My name is Danielle Robinson Briand. I am an immigration attorney at the Center for Immigrant Justice, a member of the Minnesota Immigrant Rights Action Committee and Chair of the State and Local Committee of the Minnesota/Dakotas Chapter of the American Immigration Lawyers Association. Thank you for allowing me this opportunity to testify.
As Chief Author of HF 3, Representative Smith has been unacceptably vague in committee meetings this year about why his version of the REAL ID bill specifically excludes undocumented immigrants from applying for a second-tier “noncompliant” driver’s license.
This is not our first go-around on REAL ID, which failed to pass last year literally in the 11th hour of the legislative session, owing to a collapse in Conference Committee negotiations on this very issue.
In a post-session review, the Pioneer Press highlighted the legislature’s failure to pass REAL ID, saying that an “issue tucked into the REAL ID debate proved its demise: the idea of allowing undocumented immigrants to receive driver’s licenses. Many senators hope that the state moves in that direction; many House members do not.”
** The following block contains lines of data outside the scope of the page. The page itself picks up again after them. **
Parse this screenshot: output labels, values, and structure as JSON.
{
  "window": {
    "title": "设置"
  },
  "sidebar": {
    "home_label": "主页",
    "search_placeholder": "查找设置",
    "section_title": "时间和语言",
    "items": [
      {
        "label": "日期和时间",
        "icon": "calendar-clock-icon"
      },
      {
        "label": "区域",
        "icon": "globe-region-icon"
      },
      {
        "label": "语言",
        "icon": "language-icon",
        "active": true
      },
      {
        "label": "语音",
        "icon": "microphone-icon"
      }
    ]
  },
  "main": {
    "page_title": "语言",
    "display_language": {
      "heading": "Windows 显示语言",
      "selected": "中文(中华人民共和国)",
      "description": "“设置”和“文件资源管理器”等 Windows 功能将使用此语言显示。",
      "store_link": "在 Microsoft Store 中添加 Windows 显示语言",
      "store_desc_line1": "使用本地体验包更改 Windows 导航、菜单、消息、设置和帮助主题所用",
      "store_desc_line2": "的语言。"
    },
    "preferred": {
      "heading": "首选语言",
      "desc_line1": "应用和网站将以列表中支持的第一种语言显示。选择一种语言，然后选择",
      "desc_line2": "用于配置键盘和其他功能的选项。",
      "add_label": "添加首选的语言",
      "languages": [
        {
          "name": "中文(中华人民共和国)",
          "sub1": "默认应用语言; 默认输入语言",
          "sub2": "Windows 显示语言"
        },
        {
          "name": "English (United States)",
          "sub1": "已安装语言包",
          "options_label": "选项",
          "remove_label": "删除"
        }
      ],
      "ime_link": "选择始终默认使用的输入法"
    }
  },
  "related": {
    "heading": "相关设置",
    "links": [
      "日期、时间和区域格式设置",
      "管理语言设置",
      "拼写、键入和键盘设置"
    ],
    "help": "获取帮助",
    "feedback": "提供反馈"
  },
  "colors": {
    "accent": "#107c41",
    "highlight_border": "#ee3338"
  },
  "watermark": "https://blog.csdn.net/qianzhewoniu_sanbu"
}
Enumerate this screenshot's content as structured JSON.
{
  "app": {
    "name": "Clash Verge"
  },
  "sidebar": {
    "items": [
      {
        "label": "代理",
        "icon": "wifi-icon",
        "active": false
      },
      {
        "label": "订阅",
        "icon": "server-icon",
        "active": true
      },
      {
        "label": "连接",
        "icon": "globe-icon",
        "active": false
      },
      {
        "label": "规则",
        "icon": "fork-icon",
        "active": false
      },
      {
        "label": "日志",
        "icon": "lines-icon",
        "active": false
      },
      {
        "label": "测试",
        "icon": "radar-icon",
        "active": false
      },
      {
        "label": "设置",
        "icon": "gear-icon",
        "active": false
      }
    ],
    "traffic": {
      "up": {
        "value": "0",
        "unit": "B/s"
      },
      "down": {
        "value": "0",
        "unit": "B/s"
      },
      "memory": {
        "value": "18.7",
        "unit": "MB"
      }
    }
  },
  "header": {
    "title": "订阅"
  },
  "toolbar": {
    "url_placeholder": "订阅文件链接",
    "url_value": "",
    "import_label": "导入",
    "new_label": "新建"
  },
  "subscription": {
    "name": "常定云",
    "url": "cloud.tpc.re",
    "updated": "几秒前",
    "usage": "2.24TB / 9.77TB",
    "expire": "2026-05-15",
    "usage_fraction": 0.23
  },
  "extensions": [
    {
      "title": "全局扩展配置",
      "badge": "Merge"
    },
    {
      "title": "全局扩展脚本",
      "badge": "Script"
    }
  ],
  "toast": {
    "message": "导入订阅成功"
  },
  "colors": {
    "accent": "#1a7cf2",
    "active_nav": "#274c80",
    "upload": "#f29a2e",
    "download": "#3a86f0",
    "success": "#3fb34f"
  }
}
Representative Smith himself discussed the inability of the legislature to achieve REAL ID-compliance last year in a letter to his constituents, throwing blame on the Senate for “holding Minnesota’s driver’s licenses hostage because of controversial special interests” and “by pushing their fringe agenda.”
Sadly, Representative Smith’s words reveal a gross misapprehension of this issue and a complete disregard for the public policy considerations that have driven so many other states to pass REAL-ID legislation allowing undocumented immigrants to access a driving-only license. In fact, contrary to Representative Smith’s unfounded characterizations of a driving-only license as a “fringe issue,” there was bi-partisan support for this kind of license last year in the Senate and data shows there is a clear trend around the country toward including undocumented immigrants into state licensing systems. This includes legislation passed since 2013 in California, Colorado, Connecticut, Delaware, DC, Hawaii, Illinois, Maryland, New Mexico, Nevada, Puerto Rico, Utah, and Vermont.
Let us move beyond the false debate that has been presented to us thus far on this issue – that including an immigrant exclusion into statute does nothing to change our law. The reality is that it is a significant deviation from the custom in Minnesota to delegate decisions about licensing requirements to the Department of Public Safety through the process of rulemaking. We must ask ourselves instead about why the trend is swinging in the direction of licensing more drivers. That is because legislators in other states have left the immigration politics aside and attuned themselves to the critical public policy issues at stake in creating a license for the undocumented drivers in their state.
Governor Dannel Malloy of Connecticut had this to say about a REAL-ID compliant bill passed in his state’s legislature in 2013 that allows undocumented immigrants to obtain driver’s licenses, register their vehicles and get insurance:
“This bill is first and foremost about public safety. It’s about knowing who is driving on our roads and doing everything we can to make sure those drivers are safe and that they’re operating registered, insured vehicles.”
I bring up the Connecticut example because I lived there when this debate was playing out in the legislature and I remember well that a commitment to improving road safety was the principle rallying point for both sides of the aisle to come together to pass the legislation. Much like Minnesota, Connecticut is a car-dependent society, that has an underdeveloped public transportation system. Before the REAL ID law was passed in Connecticut, there were tens of thousands of undocumented and unlicensed drivers on the roadways commuting to work, school and otherwise attending to their daily needs. This is precisely the situation in Minnesota, where there are likewise tens of thousands of undocumented and unlicensed drivers on our roadways.
I implore you to broaden the discussion on REAL ID and encourage you, our elected leaders, to ask more relevant questions, such as: Why aren’t we more concerned about utilizing this legislation to improve public safety in Minnesota? Why aren’t we asking for data from these other states to evaluate whether undocumented immigrant drivers are in fact getting driving-only licenses, registering their vehicles, and obtaining car insurance? And why aren’t we asking for data about the public safety and financial impacts of implementing such laws?
These are the kinds of questions that deserve answers before we move this legislation forward.